Chapter 5. The XSLT stylesheet
There are two births; the one when light
First strikes the new awaken'd sense;
The other when two souls unite,
And we must count our life from thence:
When you loved me and I loved you
Then both of us were born anew.
WILLIAM CARTWRIGHT, To Chloe
This is the largest chapter of the book, and for a reason: We now come to the implementation of all the magic that was hinted at by our site's source definition. You have your source nicely marked up, but it is of little use if there's no software to understand this markup. This chapter (which could just as well be named after the entire book, XSLT 2.0 Web Development ) shows you how to build such software with XSLT.
Compared to some other languages, XSLT is simple and logical, so if you have at least some programming experience, perhaps all you need to learn basic XSLT is examples. There are many of them in this chapter, and if you need more, look into the specification  (those green boxes are fascinating reading!).
I'll try to cover as many interesting and nontrivial XSLT bits as possible; it does not mean, of course, that your stylesheet will need all of them. Most examples are simple and rarely require deep knowledge of XSLT. What you do need to know before you are able to read this chapter's examples is XPath. If you can parse the content of the numerous select attributes of a typical stylesheet, the rest of the code is in most cases self-explanatory thanks to the clear element type names and the nesting structure of XSLT instructions.

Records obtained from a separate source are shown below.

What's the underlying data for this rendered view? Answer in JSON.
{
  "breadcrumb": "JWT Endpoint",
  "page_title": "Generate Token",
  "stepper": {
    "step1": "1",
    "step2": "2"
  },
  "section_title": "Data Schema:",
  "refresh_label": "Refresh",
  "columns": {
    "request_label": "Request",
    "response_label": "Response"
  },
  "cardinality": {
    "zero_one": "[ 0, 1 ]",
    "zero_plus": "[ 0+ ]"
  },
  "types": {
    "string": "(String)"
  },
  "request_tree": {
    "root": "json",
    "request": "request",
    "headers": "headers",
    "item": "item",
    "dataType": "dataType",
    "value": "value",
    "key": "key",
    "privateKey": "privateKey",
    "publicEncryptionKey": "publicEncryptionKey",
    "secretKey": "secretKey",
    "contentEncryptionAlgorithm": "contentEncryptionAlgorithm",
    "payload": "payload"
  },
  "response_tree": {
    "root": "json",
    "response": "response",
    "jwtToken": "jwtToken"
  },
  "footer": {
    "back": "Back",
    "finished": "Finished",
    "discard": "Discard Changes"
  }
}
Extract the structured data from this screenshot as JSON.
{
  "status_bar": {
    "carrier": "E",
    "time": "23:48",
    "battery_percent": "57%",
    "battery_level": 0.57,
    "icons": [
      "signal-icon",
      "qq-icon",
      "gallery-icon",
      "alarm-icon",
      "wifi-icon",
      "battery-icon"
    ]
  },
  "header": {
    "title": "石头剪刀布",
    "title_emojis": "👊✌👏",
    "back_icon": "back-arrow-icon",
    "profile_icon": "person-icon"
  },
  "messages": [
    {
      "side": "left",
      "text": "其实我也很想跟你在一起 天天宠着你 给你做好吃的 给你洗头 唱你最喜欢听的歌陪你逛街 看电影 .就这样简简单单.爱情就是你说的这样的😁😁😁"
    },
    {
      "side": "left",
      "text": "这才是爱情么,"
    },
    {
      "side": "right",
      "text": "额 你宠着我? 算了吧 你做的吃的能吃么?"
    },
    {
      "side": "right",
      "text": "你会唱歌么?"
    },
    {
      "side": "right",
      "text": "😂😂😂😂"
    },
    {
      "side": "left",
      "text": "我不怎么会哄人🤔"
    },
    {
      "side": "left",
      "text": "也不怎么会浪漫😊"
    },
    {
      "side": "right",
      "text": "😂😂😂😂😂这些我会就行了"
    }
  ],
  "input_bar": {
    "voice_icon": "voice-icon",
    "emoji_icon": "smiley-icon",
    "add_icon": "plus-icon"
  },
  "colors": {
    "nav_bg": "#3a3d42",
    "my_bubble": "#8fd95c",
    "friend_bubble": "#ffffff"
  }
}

Focusing on what's important. For the sake of clarity, I have cut some material from the stylesheet examples. Literal result elements (which are mostly HTML layout constructs) are often dropped or replaced with comments, making the remaining XSLT code easier to understand. At first, we'll focus on the high-level structure of the stylesheet and the general principles of clean and modular XSLT processing; a complete working stylesheet example is given in the last section ( 5.7 ).
Not only XSLT. Even with all the glory of XSLT 2.0, some neat things are only possible if you write your own extensions in a different language. This is simpler than you may think. This chapter presents several extension functions written in Java for the Saxon XSLT processor. You can easily adapt them for other Java-based processors supporting custom extensions ( 6.4.1 ).
Does this mean you have to know Java? Not really. When you program in XSLT, the extension language you use, be it Java or something else, may well be a black box for you. If you need the functionality described in this chapter, you can copy-and-paste its Java examples  they will work as advertised. If you want more, find a Java expert or search for free code on the Webmost likely, your needs will not exceed a couple of dozen lines of code.
 All code from this book is also available online at www.kirsanov.com/xsltwd.